If you have been diagnosed with a TFCC tear, your doctor will probably recommend wearing a splint on your wrist to decrease movement, help ease pain, and speed up the healing process. You should feel relief, to some degree, as soon as you put the splint on. However, you will want to follow these tips for wearing a TFCC tear splint.
Get the Correct Splint
There are numerous different types of wrist splints on the market, and they do not all serve the same purpose. Some are better for patients with carpal tunnel, and others are designed specifically for sprains. You should look for a splint that is specifically recommended for TFCC tears. Your doctor should be able to recommend a certain brand or even a specific model. If they did not include this on your discharge paperwork or send you home with a specific splint, call and ask before buying. Wearing the wrong splint can do more harm than good.

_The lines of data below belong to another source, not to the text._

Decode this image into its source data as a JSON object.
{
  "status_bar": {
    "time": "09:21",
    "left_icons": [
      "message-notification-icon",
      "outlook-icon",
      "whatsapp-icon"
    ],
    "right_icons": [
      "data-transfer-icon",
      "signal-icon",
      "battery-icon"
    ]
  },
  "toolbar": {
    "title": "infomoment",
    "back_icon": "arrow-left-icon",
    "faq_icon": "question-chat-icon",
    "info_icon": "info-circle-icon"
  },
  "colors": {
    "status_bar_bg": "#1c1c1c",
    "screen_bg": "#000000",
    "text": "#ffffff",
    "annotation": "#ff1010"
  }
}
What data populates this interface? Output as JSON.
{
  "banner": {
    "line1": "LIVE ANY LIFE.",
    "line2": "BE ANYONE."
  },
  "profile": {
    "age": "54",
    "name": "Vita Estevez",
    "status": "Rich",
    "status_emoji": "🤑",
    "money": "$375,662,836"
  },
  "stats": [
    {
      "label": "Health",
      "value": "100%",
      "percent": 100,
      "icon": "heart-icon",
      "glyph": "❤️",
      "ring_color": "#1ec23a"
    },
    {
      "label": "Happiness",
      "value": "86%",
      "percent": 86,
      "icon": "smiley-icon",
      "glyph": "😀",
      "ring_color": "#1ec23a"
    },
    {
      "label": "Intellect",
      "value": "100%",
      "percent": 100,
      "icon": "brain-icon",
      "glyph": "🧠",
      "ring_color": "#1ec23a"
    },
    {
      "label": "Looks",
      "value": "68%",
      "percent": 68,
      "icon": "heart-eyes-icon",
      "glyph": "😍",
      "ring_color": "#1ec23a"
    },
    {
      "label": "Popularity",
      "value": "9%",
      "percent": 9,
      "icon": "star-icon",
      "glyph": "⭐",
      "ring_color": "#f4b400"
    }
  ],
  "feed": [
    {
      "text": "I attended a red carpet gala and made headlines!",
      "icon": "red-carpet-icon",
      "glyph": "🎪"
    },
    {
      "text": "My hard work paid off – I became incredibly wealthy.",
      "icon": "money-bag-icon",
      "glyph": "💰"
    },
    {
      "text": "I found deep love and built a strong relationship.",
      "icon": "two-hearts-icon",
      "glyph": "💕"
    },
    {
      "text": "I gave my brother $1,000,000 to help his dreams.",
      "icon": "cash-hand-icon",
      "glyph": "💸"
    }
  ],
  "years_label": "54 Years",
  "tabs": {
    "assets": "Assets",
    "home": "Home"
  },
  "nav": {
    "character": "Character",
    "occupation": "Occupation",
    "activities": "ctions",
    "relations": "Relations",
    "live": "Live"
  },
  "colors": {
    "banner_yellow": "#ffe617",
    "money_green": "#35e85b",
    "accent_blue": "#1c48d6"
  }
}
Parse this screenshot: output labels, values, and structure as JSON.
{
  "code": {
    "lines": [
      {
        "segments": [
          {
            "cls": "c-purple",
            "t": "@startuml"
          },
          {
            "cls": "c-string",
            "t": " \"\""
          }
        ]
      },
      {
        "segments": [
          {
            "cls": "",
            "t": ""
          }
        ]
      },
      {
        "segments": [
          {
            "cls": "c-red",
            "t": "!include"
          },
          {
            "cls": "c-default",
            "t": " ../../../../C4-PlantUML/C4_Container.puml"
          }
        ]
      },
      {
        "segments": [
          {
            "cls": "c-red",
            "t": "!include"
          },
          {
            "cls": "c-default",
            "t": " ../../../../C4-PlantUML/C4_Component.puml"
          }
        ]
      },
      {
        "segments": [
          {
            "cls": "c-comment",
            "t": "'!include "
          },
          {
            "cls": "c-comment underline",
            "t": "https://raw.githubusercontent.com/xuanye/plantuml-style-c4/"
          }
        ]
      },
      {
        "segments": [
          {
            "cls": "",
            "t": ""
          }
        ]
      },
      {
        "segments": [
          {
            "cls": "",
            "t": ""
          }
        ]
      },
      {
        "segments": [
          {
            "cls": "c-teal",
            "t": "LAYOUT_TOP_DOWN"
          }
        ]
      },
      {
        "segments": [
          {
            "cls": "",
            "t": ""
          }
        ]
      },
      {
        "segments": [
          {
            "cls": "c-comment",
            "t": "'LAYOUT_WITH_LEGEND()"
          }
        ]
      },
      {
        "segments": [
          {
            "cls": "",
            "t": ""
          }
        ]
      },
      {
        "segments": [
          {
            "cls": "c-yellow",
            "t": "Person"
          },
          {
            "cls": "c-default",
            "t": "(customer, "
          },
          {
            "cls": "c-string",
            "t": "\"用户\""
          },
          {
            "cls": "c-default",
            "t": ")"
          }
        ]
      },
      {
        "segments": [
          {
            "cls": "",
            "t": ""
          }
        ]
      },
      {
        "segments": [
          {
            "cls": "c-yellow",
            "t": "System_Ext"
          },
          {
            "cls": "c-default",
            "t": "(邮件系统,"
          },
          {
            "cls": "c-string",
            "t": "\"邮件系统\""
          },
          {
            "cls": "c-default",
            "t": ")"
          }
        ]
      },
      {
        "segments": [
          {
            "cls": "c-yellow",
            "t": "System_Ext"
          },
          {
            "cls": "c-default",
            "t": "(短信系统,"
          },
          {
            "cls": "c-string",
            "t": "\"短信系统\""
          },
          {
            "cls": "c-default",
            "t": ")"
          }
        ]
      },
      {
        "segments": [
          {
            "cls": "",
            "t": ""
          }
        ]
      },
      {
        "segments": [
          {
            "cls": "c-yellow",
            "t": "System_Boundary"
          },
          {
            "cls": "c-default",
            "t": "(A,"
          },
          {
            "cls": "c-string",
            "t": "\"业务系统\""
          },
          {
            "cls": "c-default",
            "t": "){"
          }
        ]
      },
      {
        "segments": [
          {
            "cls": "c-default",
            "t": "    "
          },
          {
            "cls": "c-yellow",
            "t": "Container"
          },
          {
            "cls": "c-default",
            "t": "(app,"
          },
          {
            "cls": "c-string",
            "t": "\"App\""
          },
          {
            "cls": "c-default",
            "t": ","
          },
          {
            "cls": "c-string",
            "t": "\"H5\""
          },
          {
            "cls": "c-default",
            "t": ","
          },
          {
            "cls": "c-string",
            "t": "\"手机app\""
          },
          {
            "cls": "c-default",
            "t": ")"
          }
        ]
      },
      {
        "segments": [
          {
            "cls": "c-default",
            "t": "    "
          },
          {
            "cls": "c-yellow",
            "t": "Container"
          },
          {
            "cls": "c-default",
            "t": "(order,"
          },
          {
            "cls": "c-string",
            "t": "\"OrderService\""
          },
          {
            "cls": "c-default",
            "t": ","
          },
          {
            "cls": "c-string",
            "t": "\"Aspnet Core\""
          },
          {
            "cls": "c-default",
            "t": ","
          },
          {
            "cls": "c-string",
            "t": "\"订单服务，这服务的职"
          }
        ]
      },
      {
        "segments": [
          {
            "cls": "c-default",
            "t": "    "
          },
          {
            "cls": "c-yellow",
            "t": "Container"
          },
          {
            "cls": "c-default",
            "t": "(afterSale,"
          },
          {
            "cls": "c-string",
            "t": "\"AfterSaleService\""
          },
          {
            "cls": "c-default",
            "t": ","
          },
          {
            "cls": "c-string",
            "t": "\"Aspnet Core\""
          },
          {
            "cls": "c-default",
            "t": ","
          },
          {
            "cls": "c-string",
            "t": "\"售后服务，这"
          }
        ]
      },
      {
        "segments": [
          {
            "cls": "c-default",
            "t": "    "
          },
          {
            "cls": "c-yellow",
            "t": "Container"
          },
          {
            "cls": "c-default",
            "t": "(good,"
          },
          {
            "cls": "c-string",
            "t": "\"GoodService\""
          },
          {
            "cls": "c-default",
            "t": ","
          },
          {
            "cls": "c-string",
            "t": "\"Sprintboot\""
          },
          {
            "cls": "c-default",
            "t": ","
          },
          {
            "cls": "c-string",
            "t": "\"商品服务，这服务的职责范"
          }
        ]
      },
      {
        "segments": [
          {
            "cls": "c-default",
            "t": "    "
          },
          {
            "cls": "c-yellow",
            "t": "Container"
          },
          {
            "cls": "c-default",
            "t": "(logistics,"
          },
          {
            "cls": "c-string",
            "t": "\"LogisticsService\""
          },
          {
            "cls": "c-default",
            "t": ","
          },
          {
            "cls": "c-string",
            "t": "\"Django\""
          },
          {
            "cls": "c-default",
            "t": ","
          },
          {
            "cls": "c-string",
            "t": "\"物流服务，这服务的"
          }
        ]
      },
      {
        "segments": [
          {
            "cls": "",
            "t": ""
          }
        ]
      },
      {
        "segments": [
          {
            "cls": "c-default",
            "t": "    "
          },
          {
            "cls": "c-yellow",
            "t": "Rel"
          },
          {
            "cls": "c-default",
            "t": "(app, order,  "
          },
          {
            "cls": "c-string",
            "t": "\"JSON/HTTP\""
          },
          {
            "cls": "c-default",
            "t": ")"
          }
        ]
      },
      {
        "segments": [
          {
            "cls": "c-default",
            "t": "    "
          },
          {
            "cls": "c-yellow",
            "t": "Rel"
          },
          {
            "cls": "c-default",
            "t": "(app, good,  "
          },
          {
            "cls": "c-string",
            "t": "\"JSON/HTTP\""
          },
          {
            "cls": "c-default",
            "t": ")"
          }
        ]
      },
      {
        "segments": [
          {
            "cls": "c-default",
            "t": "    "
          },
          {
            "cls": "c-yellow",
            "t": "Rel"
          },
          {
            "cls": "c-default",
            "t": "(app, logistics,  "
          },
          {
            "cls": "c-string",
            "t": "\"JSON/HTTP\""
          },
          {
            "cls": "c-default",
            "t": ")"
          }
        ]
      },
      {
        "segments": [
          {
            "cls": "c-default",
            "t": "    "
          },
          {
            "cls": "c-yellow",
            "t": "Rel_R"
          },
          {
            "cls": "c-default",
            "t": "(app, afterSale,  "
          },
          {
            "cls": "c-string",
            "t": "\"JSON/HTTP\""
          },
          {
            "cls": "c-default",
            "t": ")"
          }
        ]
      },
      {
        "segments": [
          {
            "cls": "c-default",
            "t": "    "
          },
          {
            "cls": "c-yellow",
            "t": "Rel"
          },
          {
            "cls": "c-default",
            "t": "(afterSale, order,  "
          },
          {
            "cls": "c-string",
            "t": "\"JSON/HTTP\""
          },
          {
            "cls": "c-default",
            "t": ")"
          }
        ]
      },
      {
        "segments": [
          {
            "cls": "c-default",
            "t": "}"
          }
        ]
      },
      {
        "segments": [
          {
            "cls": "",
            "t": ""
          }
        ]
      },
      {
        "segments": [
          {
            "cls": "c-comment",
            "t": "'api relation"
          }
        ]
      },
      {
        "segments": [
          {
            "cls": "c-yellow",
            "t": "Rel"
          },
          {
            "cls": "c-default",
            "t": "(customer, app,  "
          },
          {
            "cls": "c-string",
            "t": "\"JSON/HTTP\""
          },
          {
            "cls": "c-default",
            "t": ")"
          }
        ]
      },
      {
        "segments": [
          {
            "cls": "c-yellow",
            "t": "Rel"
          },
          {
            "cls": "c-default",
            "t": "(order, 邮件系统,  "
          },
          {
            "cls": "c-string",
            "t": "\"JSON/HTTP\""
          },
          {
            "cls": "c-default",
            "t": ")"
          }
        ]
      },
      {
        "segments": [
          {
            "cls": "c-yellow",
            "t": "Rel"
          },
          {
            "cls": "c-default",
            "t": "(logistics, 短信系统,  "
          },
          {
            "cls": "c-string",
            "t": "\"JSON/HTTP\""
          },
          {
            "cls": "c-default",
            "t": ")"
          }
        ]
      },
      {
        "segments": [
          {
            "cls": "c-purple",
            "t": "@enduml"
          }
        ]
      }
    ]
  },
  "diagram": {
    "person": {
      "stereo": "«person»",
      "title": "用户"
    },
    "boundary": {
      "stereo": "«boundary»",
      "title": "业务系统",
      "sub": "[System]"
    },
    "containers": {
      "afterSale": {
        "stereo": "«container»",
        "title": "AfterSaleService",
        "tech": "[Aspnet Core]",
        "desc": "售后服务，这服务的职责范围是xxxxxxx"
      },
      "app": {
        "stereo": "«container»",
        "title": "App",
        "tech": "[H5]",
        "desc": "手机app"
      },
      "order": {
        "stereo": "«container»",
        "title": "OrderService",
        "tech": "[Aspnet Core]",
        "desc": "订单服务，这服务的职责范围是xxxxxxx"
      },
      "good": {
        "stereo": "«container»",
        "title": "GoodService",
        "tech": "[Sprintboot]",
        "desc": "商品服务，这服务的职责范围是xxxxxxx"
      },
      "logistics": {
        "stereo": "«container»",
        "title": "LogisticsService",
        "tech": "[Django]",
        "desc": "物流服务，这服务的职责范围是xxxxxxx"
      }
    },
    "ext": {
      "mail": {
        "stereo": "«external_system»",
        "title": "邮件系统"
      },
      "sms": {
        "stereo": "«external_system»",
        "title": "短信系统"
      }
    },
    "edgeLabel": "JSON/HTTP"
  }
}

Wear It at Night
Your doctor will probably tell you to wear the splint at night. Some patients find the splint uncomfortable when they are trying to sleep, so they remove it and ignore this advice. Understand that by doing so, you are severely inhibiting the healing process. You move your wrist without realizing it at night, and you may even roll over and worsen the tear. You might need to experiment with propping your wrist up on a pillow or positioning it in different ways to make sleeping with the splint more comfortable, but doing so is essential.
Don't Use the Splint to Do Things You Shouldn't
Wearing the splint will make going through your daily activities like brushing your teeth and opening doors more comfortable. It is not, however, an excuse to perform more arduous tasks with your wrist, whether or not doing so actually hurts. You can and will over-tax your wrist even with the splint on if you do strenuous activities such as lifting weights or throwing a baseball. The only real activity you should be doing with your wrist is simple, non-weight-bearing actions and any physical therapy your doctor has prescribed.
Many patients with mild to moderate TFCC tears heal on their own within a few months of proper splint use and physical therapy. Keep the above tips in mind, and talk to your doctor if you have any remaining questions about splint use and recovery.